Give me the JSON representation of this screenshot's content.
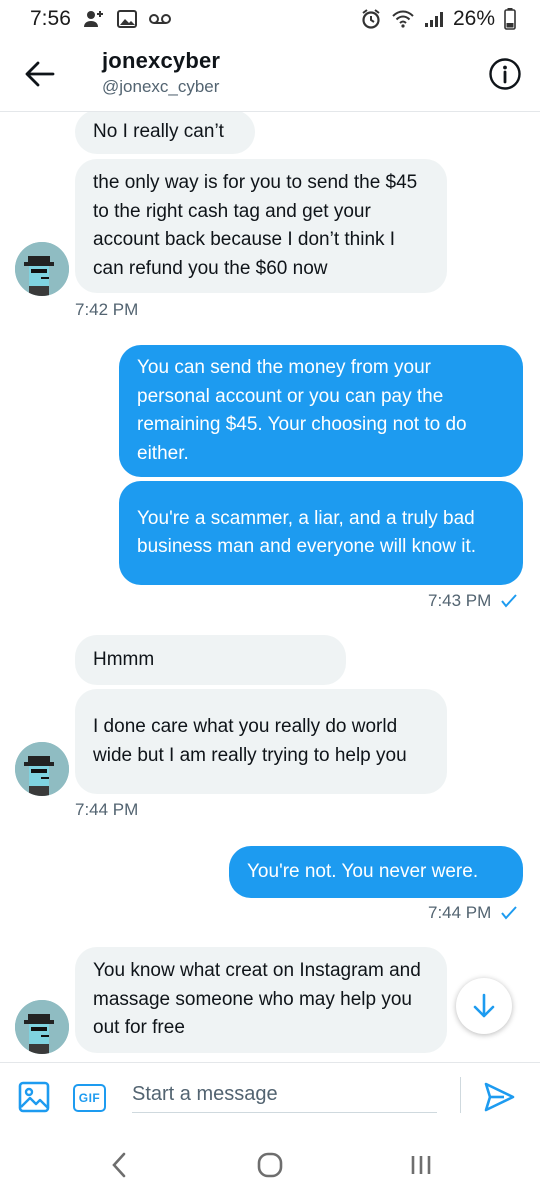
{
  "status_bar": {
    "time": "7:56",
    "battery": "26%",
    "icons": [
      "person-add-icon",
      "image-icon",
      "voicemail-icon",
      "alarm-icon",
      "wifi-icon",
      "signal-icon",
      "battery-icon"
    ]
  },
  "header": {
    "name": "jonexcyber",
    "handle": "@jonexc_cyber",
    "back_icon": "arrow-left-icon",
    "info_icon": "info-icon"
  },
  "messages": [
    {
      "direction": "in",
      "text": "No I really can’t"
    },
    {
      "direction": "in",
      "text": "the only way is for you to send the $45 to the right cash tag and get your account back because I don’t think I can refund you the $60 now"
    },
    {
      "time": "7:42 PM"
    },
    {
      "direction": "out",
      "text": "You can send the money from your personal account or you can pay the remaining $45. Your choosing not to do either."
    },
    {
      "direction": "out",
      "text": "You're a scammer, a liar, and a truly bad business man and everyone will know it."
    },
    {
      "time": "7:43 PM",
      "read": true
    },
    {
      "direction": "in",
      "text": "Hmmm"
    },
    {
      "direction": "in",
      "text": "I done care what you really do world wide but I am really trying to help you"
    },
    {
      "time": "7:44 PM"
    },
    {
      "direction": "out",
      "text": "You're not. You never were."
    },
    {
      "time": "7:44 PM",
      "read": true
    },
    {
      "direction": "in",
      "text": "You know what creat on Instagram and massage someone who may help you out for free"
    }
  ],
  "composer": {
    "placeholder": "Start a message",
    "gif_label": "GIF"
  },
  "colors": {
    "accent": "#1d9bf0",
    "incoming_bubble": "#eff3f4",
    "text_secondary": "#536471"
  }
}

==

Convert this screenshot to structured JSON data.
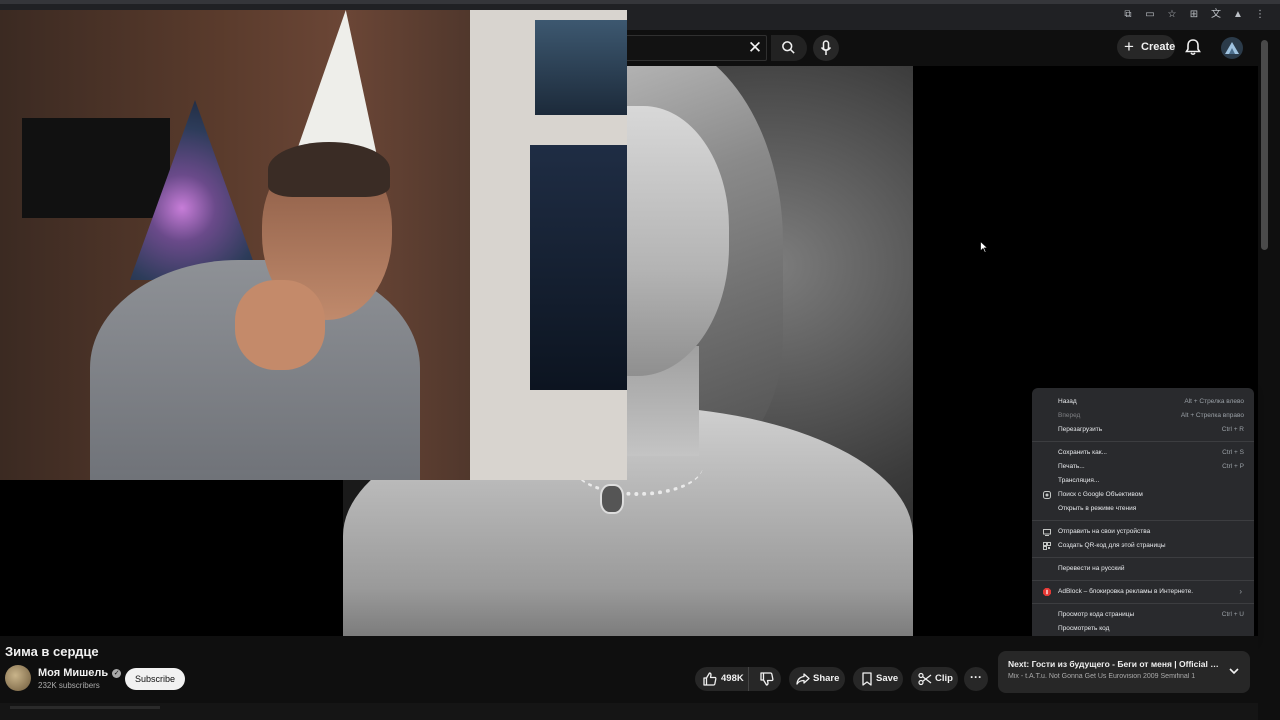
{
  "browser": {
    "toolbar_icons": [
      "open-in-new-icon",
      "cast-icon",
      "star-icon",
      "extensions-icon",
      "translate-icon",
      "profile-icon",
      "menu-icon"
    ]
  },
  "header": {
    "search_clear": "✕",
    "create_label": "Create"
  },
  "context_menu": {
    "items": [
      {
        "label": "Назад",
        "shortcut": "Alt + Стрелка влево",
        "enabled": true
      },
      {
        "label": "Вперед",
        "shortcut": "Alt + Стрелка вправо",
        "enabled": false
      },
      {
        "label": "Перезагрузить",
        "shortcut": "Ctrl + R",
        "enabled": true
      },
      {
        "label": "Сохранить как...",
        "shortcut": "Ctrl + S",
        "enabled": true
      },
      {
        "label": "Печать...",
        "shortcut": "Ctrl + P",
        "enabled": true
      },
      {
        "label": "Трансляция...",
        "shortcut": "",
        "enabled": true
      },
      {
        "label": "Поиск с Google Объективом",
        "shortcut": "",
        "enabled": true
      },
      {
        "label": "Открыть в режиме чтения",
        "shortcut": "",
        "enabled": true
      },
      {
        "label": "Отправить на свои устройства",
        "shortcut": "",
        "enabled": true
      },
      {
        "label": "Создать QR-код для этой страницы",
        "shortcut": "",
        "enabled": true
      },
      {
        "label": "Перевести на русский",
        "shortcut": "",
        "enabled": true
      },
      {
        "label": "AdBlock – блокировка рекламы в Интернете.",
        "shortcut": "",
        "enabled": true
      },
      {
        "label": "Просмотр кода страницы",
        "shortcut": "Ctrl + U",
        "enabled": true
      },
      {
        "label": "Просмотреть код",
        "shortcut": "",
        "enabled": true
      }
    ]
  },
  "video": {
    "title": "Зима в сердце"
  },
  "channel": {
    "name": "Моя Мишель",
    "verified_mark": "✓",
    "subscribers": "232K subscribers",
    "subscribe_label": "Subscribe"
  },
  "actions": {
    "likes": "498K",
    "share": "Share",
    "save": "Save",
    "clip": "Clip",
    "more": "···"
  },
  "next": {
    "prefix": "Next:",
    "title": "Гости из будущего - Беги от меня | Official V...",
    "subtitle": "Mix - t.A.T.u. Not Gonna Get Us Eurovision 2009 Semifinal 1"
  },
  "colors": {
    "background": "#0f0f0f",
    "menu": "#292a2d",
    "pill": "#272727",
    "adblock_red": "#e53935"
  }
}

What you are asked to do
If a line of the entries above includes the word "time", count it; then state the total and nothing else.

Reply
5